Day 13 is one of my personal favourites of this journey as you get to visit the beautiful Bentonite Hills. These colourful hills, composed of clay-rich bentonite soil, exhibit an otherworldly palette ranging from vibrant reds to deep blues and purples.
Getting here is a bit of a challenge, but it is absolutely worth the extra effort. You can either take a tour or visit the Bentonite Hills on your own.
If you choose the latter, a 4X4 vehicle is required to make it all the way. You can gain access from the Cathedral Valley OHV Trailhead. We were traveling in our campervan which is not 4X4, so we drove as far as we could and hiked in the remaining 7 kilometres.
Once you’re finished, make your way to Factory Butte for sunset. To get here, drive east from Hanksville on Highway 24. You will turn right (north) onto Factory Butte Road and the castle like butte will be on your left about 8 kilometres in.

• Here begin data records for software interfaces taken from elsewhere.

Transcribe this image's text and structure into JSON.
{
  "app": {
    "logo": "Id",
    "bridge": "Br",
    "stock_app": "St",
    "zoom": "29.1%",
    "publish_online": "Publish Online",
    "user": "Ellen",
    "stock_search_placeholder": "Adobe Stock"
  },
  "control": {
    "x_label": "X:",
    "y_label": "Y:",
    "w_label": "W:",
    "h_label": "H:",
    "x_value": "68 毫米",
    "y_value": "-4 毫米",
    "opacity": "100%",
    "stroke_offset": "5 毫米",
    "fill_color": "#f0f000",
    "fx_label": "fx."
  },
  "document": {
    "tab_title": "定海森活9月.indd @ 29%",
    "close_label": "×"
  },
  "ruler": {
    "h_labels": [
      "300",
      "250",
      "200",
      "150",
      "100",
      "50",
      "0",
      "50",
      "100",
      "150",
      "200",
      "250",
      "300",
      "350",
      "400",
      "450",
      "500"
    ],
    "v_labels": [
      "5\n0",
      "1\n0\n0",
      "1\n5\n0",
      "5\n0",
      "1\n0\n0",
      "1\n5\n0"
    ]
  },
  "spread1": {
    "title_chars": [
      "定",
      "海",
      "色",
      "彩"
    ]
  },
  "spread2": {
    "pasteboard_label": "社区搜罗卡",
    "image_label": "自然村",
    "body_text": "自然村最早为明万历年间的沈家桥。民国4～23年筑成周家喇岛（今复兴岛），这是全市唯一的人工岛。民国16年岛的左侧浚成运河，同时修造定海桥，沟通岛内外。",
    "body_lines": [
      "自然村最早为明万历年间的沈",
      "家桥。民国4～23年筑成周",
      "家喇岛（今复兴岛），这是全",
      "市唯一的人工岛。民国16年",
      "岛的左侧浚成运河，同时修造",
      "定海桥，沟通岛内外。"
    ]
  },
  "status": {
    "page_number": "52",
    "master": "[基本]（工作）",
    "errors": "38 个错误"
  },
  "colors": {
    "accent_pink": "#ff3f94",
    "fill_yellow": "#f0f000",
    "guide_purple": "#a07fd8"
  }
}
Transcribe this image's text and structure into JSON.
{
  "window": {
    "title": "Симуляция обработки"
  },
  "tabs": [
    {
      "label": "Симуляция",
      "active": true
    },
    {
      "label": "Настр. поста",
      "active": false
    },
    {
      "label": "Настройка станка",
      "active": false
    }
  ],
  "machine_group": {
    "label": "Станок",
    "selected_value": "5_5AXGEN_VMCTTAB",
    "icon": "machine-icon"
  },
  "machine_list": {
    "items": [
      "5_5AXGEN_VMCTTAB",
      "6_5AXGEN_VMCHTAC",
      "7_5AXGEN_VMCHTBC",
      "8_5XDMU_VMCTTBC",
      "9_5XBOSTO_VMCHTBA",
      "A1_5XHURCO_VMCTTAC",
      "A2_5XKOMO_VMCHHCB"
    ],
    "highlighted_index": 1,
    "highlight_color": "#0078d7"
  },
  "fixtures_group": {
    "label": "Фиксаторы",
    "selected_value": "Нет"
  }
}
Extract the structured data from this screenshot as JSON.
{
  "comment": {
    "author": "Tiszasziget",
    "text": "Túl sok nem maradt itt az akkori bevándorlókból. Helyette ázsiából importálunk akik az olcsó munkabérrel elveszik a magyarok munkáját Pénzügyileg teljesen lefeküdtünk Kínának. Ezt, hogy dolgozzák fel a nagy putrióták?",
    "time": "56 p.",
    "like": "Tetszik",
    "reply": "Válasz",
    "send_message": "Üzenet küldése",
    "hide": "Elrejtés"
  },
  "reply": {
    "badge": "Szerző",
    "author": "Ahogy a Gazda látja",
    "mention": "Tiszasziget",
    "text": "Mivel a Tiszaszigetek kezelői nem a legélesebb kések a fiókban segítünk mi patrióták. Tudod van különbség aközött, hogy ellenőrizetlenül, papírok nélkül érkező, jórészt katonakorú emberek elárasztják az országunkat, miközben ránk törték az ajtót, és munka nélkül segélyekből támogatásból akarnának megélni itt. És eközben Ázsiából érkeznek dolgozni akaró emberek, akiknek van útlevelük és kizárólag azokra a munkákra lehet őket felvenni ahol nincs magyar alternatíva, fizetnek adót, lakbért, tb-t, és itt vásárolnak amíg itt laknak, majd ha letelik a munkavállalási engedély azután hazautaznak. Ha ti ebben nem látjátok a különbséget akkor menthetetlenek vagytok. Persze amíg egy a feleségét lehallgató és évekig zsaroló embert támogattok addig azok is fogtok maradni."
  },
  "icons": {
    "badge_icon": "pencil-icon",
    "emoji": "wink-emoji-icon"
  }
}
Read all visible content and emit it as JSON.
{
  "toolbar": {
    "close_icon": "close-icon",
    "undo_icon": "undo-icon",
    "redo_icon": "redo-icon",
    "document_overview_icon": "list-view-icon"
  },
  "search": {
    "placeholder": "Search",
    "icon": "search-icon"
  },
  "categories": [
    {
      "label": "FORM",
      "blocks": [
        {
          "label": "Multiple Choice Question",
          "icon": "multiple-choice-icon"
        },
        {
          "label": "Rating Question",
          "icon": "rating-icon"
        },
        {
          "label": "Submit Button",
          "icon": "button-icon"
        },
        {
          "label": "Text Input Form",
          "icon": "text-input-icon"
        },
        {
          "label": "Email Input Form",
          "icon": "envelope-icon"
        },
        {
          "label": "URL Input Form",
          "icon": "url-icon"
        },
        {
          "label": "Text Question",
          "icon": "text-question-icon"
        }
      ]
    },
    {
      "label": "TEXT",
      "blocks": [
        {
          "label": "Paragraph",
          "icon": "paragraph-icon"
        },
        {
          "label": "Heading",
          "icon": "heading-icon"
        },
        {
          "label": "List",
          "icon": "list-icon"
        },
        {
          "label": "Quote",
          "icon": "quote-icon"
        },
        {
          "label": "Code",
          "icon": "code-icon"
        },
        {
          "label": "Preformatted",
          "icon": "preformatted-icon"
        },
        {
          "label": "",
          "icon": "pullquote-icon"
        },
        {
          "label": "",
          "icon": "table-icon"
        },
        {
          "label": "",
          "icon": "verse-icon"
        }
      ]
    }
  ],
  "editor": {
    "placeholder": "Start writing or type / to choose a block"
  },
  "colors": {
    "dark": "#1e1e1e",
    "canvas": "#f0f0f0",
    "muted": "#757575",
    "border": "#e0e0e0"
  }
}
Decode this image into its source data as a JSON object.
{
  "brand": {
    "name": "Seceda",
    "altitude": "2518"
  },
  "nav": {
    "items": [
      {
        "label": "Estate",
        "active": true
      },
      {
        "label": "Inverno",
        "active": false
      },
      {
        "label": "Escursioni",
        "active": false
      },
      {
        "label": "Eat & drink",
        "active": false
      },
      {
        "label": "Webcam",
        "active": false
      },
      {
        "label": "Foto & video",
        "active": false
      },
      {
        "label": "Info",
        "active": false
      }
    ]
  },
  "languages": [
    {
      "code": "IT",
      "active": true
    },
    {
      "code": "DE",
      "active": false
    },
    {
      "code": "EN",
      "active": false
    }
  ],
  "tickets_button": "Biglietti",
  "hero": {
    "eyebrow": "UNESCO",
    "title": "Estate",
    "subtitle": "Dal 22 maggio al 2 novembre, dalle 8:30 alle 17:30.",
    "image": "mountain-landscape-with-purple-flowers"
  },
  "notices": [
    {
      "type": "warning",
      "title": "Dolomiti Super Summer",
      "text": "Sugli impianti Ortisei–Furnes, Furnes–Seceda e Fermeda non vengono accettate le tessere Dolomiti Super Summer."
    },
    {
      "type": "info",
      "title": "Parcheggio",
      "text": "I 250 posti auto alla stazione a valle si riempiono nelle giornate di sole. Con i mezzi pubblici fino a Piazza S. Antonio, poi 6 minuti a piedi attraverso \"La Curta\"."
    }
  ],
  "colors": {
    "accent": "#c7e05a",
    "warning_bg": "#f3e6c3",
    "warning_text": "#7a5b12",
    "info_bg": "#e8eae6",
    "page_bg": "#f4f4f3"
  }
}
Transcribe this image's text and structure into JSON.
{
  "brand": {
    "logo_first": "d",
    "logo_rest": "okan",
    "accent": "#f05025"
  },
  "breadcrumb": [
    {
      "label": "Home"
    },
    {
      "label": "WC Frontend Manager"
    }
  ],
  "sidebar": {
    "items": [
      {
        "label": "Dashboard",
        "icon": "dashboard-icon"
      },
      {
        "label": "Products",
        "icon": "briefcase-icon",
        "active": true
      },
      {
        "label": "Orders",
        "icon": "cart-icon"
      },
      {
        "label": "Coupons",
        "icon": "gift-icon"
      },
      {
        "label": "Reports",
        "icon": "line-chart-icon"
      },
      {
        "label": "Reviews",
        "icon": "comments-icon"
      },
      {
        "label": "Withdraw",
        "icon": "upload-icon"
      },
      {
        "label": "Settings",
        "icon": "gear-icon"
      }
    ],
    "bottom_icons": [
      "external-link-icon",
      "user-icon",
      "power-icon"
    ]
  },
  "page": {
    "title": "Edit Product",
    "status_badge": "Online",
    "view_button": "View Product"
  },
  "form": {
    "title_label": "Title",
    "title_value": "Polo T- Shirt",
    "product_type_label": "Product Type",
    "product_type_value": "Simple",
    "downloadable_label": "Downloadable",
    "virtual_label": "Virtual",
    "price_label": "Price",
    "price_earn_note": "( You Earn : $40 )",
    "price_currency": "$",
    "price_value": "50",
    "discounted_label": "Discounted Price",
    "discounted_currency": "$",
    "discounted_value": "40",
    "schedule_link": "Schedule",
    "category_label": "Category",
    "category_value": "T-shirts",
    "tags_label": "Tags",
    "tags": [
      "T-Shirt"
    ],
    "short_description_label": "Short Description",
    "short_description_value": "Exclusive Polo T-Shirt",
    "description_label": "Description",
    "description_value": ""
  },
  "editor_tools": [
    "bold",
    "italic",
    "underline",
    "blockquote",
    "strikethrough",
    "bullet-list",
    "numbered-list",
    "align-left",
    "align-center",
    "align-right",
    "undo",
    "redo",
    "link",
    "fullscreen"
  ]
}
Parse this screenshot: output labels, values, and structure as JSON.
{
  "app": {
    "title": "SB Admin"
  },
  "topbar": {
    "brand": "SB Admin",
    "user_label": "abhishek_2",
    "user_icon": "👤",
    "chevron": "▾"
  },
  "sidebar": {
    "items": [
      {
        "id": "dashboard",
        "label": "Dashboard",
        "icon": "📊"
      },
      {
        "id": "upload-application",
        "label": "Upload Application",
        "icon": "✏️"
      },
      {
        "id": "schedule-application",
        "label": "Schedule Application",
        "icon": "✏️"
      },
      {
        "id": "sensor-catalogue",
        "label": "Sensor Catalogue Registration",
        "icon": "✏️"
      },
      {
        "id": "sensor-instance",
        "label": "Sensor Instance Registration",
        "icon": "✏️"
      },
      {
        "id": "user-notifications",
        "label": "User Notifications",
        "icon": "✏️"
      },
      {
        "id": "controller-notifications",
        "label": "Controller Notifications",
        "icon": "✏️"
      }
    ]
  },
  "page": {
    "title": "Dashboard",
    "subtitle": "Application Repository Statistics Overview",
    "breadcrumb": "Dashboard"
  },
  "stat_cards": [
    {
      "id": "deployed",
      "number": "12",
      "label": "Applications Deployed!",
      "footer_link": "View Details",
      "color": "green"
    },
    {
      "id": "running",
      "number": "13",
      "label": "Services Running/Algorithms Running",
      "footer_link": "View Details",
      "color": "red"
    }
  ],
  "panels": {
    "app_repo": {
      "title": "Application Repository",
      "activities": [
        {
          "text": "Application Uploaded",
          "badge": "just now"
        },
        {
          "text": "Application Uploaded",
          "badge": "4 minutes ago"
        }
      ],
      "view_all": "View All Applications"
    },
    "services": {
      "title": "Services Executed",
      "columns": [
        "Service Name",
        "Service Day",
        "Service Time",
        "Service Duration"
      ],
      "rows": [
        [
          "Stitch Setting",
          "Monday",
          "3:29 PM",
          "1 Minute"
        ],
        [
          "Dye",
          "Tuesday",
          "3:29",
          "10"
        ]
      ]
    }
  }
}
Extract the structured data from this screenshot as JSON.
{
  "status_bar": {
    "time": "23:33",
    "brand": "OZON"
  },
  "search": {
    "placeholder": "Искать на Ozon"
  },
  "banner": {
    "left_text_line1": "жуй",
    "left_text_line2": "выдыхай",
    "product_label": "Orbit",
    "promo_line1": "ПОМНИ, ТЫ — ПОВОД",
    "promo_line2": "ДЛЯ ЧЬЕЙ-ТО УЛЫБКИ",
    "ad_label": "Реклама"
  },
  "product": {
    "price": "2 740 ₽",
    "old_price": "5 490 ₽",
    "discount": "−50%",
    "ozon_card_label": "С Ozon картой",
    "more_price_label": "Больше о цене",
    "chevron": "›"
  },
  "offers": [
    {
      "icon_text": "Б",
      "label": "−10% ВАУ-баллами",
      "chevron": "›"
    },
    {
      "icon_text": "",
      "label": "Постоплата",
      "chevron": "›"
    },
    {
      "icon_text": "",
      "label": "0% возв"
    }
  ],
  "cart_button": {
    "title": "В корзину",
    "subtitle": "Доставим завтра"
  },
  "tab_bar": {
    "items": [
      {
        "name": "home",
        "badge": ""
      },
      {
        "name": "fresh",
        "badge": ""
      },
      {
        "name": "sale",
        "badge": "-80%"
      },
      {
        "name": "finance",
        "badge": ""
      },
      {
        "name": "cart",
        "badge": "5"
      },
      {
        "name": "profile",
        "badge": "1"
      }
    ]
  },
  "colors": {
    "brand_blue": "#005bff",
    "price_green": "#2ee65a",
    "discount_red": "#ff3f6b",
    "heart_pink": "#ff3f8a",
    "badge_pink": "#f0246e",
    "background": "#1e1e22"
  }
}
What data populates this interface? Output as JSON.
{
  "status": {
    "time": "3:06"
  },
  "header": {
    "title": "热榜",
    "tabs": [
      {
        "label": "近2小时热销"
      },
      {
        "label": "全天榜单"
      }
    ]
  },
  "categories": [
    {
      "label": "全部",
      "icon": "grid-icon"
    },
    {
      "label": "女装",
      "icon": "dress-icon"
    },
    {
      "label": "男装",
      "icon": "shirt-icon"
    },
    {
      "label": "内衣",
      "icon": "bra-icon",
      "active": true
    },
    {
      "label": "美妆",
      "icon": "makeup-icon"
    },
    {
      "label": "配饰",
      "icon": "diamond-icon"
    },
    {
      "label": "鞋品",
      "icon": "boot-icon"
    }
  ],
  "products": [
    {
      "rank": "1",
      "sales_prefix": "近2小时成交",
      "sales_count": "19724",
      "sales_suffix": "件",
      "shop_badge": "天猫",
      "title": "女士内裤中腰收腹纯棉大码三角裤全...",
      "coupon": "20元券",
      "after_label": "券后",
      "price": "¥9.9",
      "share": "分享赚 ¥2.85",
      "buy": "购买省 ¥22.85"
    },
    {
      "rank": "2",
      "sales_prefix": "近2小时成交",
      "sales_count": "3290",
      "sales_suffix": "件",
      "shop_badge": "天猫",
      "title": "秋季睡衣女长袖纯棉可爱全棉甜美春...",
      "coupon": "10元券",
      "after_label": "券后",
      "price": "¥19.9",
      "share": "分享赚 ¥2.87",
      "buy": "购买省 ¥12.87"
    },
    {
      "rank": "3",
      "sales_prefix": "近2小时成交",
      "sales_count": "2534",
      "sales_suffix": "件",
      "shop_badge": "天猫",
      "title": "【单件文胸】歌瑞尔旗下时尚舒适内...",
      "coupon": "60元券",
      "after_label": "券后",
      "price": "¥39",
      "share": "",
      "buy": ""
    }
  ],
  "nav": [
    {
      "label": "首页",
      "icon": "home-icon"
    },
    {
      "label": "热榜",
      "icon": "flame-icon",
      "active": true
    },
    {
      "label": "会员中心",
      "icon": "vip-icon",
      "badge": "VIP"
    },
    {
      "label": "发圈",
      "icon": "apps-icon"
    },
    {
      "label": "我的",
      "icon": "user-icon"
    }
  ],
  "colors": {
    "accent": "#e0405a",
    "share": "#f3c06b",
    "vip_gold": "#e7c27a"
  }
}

As soon as you turn off Highway 24, the roads turn to dirt and cell service disappears. A 4X4 vehicle is recommended and an offline map is essential! As the colours light up the sky, this moody mountain becomes a photographers paradise.
After sunset, turn right off of Factory Butte Road onto Coal Mine Road. You will want an offline map here as the roads are all dirt and there is no signage.
Approximately 4 kilometres further is the Moonscape Overlook parking lot. Here, you can camp for free and set yourself up for one of the most incredible sunrises of your trip.
Day 14: Moonscape Overlook + Meadow Hot Springs
Set your alarm for 30 minutes before sunrise, bundle up, and head outside. Aptly named for its resemblance to the surface of the moon, this off-the-beaten-path lookout was one of our favourite stops on this Utah road trip.
IMPORTANT: This wild camping area has increased in popularity due to social media. It is very important that we do our part to keep it clean and leave no trace so that we can all continue to enjoy it for years to come.
Next, drive 3.5 hours west for a soak in Meadow Hot Springs. Situated in central Utah near the small town of Meadow, this hidden oasis is composed of several pools of varying sizes, each with its own temperature and mineral content.
These hot springs are on private land but the owners kindly allow guests to visit. There is a small donation box near the entrance to help with the cost of upkeep.
After you’ve had your fill, get back in your vehicle and drive 2.5 hours north to Salt Lake City. We would recommend getting a hotel for the night if possible. This allows you to take your time on your final day, have a well deserved shower and explore the city in the evening.